* **DESCRIPTION OF THE TASK**: In the records below, find each line that holds "Zahnarztpraxis" and return it.

* **DATASET CONTENT**:
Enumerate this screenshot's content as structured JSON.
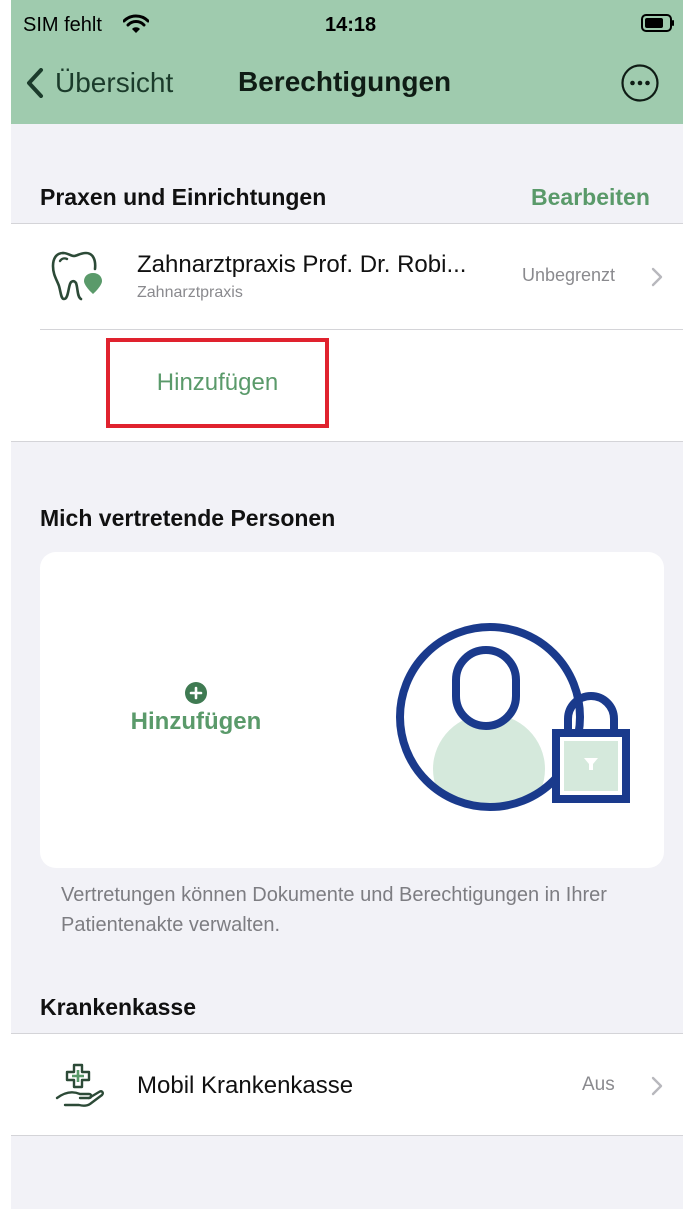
{
  "status_bar": {
    "carrier": "SIM fehlt",
    "time": "14:18",
    "icons": [
      "wifi-icon",
      "battery-icon"
    ]
  },
  "nav": {
    "back_label": "Übersicht",
    "title": "Berechtigungen",
    "more_icon": "more-circle-icon"
  },
  "praxen": {
    "header": "Praxen und Einrichtungen",
    "edit_label": "Bearbeiten",
    "items": [
      {
        "icon": "tooth-icon",
        "name": "Zahnarztpraxis Prof. Dr. Robi...",
        "type": "Zahnarztpraxis",
        "duration": "Unbegrenzt"
      }
    ],
    "add_label": "Hinzufügen"
  },
  "vertreter": {
    "header": "Mich vertretende Personen",
    "add_label": "Hinzufügen",
    "illustration": "person-lock-icon",
    "note": "Vertretungen können Dokumente und Berechtigungen in Ihrer Patientenakte verwalten."
  },
  "krankenkasse": {
    "header": "Krankenkasse",
    "items": [
      {
        "icon": "hand-cross-icon",
        "name": "Mobil Krankenkasse",
        "status": "Aus"
      }
    ]
  },
  "colors": {
    "nav_bar": "#9fcbae",
    "accent_green": "#5a9a6a",
    "highlight_red": "#e0222e",
    "illustration_blue": "#1a3a8c",
    "background": "#f2f2f7"
  }
}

* **SOLUTION BELOW**:
        "name": "Zahnarztpraxis Prof. Dr. Robi...",
        "type": "Zahnarztpraxis",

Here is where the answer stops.